The CX-3 lifts its interior from the Mazda 2, so there’s a pleasantly driver-focused aspect to the cabin with a wonderfully straightforward gauge cluster. There are rather a lot of different materials on show, of varying quality – we’re not the biggest fans of the suede stripe across the dash on certain models, but other aspects such as the metal surrounds to the air vents feel solid and premium.
The redesigned centre console drops the manual handbrake for an electric one, but as a side effect the controller for Mazda’s infotainment system moves further forward to a far more comfortable location. The system itself is decent, but we’d suggest adding Apple Carplay and Android Auto to improve it further – it’s currently only available as an optional, dealer-fit extra.
There’s a decent amount of space on offer, but the CX-3 is still more cramped for rear occupants than some rivals such as the Skoda Karoq.
What’s under the bonnet?
Of the three engines on offer, it’s the base unit that impresses the most. The naturally-aspirated, 120hp 2.0-litre is smooth and refined around town and mated to a slick six-speed manual it’s also good fun to wring out. The payoff for going naturally aspirated is that official fuel economy results tend to be far closer to reality – the claimed 45.5mpg is certainly achievable.

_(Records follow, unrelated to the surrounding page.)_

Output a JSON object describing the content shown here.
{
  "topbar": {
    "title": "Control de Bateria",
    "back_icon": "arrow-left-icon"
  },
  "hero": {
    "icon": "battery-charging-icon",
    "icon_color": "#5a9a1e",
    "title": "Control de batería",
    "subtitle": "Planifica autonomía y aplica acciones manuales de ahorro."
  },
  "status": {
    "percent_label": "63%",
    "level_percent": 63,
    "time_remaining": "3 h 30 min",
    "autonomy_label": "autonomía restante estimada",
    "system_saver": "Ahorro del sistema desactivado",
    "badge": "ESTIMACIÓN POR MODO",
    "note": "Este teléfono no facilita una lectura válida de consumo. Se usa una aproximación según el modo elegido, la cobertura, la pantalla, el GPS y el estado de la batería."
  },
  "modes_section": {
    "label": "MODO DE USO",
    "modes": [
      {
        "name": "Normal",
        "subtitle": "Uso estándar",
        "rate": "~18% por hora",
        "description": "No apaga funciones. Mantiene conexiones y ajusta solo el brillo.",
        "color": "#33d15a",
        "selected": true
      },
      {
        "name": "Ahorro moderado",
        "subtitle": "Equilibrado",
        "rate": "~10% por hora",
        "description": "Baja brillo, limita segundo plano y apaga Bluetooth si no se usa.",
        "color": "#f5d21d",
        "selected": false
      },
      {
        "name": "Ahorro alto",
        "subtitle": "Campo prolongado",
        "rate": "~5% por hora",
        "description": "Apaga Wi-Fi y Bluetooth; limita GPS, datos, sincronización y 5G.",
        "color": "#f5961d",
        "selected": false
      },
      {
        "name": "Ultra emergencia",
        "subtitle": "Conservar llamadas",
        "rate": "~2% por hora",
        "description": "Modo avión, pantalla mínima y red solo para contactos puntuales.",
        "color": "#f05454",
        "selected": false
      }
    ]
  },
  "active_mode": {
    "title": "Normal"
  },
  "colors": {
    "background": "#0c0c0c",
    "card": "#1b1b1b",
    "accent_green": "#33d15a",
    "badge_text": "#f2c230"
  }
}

Compared with modern turbocharged units it does take rather a lot of thrashing to get up to speed – you’ll need to explore those upper rev bands a fair amount to get going, which can become tiring.
Also on offer is a 150hp version of the same engine, which disappointed with an obtrusive and thrashy engine note, while the new diesel is impressively economical but slightly agricultural in character.
Four-wheel-drive is an option for the higher-powered petrol engine, while both petrol engines can also be had with a six-speed automatic gearbox.
What’s it like to drive?
Mazda is somewhat like Ford – both brands are skilled at making ordinary cars with exceptional handling. While the Focus pips the Mazda 3 and the Fiesta beats the Mazda 2, the Mazda CX-3 certainly has Ford’s Ecosport licked when it comes to handling in the compact crossover segment.
The CX-3’s steering is sharp and accurate, and front-end grip inspires more confidence than many other cars in this class. There’s not a huge ride penalty, either, and the CX-3 is vastly more comfortable than a Kia Stonic.
Mazda has tweaked the suspension to give the car a more grown-up feel, but the slightly soft edge might not be to your taste – it soaks up bumps well but tends to bounce over larger crests in the road surface.
It’s a comfortable cruiser though, despite rather a lot of wind roar from those large side mirrors.
For keen drivers, the Mazda CX-3 should still be on the compact crossover shortlist – it’s a great little car to drive in and out of the city.
Potential buyers should take a good test drive to make sure the character of the naturally-aspirated engine suits them, though – and if you’re not too worried about premium equipment, there is better value to be found elsewhere. But for the most part, this is an excellent car with plenty going for it.